Anyone who objects as some have and more will, he continues, Moscow will challenge with the question “Are you against freedom of speech, respected ‘partners’?” To be sure, Russia Today (RT) is “not taken seriously” by many. But it is useful for Putin because of the impact it has on Western journalists who cite it in the name of balance, the current standard of objectivity, and thus spread “Lubyanka fakes” to their audiences.
Sometimes, of course, this will be exposed; but the work is “so total that individual failures will not be able to have an essential impact on the results” the Kremlin seeks, Malgin says, adding ominously that this is the way “the third world war” is being fought, even if one side refuses to acknowledge that fact.
Kirill Martynov, the political editor of Moscow’s “Novaya gazeta,” offers an explanation for why Putin is being so successful in this effort.
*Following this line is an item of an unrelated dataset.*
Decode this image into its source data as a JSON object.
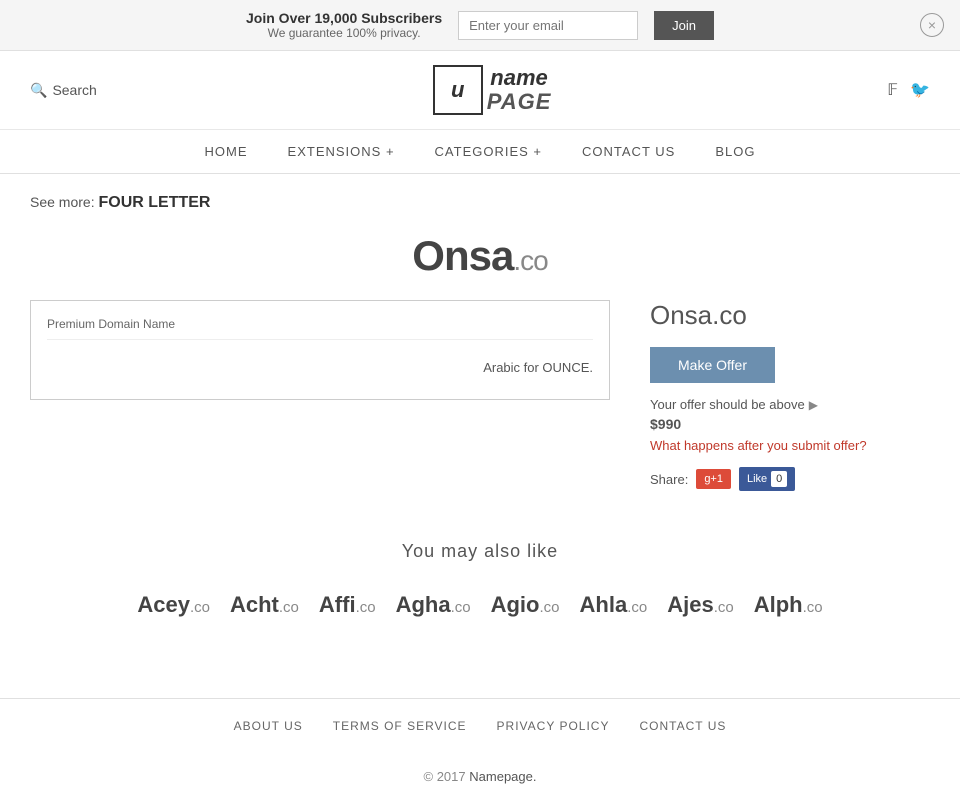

It is because he appears to understand something that many in the West do not: the way in which the Internet revolution has spread contempt for all elites and expert opinion.
In recent years, he says, “there have been many arguments about what changes the Internet promises us,” especially in the wake of the impact of Twitter on the Arab Spring and the supposedly “liberating potential of new media.” But, he continues, “only now are we beginning to understand how these changes work in fact.”
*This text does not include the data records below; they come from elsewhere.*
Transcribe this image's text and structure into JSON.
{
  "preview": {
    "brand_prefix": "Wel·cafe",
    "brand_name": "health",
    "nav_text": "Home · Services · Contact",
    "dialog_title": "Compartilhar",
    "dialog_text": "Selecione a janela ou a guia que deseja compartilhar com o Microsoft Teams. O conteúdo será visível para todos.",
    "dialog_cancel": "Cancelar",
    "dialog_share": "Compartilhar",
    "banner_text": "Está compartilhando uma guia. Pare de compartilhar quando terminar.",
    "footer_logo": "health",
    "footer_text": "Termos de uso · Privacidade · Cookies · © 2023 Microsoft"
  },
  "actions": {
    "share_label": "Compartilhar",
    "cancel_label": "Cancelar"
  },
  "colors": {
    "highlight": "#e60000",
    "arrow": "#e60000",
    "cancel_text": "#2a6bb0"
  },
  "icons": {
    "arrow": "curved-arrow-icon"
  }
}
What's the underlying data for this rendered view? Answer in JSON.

“It is possible that the main thing that the Internet teaches people is distrust in their own elites,” he argues, noting that “it is difficult to imagine the Trump phenomenon or the ‘incorrect’ voting on Brexit in an era of television” alone. But the Internet in both cases has done its destructive work.
“Now in the new media, we see experts much closer up and in more detail than ever before,” Martynov says. “We observe representatives of the establishment as living people who make mistakes, say stupid things and are laughable.” As a result, “voters in the West no longer want to subordinate themselves to the directives of ‘the empty suits.’”
And that in turn means, he concludes, that “a revision of the social contract in the entire world awaits us.” Such a process will entail many “risks,” including “the collapse of old political alliances and the coming to power of populists.” Those who are banking on this like Putin may thus win, particularly if those he wants to defeat do not recognize the challenge.
- Kremlin trolls are engaged in massive anti-Ukrainian propaganda in Poland
- Seven strategies of domestic Russian propaganda (Infographic)
- Kremlin disinformation and Ukraine: The language of propaganda
- A guide to Russian propaganda. Part 1: Propaganda prepares Russia for war
- How Russia’s worst propaganda myths about Ukraine seep into media language
- 15-point checklist of Putin regime’s propaganda techniques
- Propaganda stereotypes paralyze Russia’s potential for change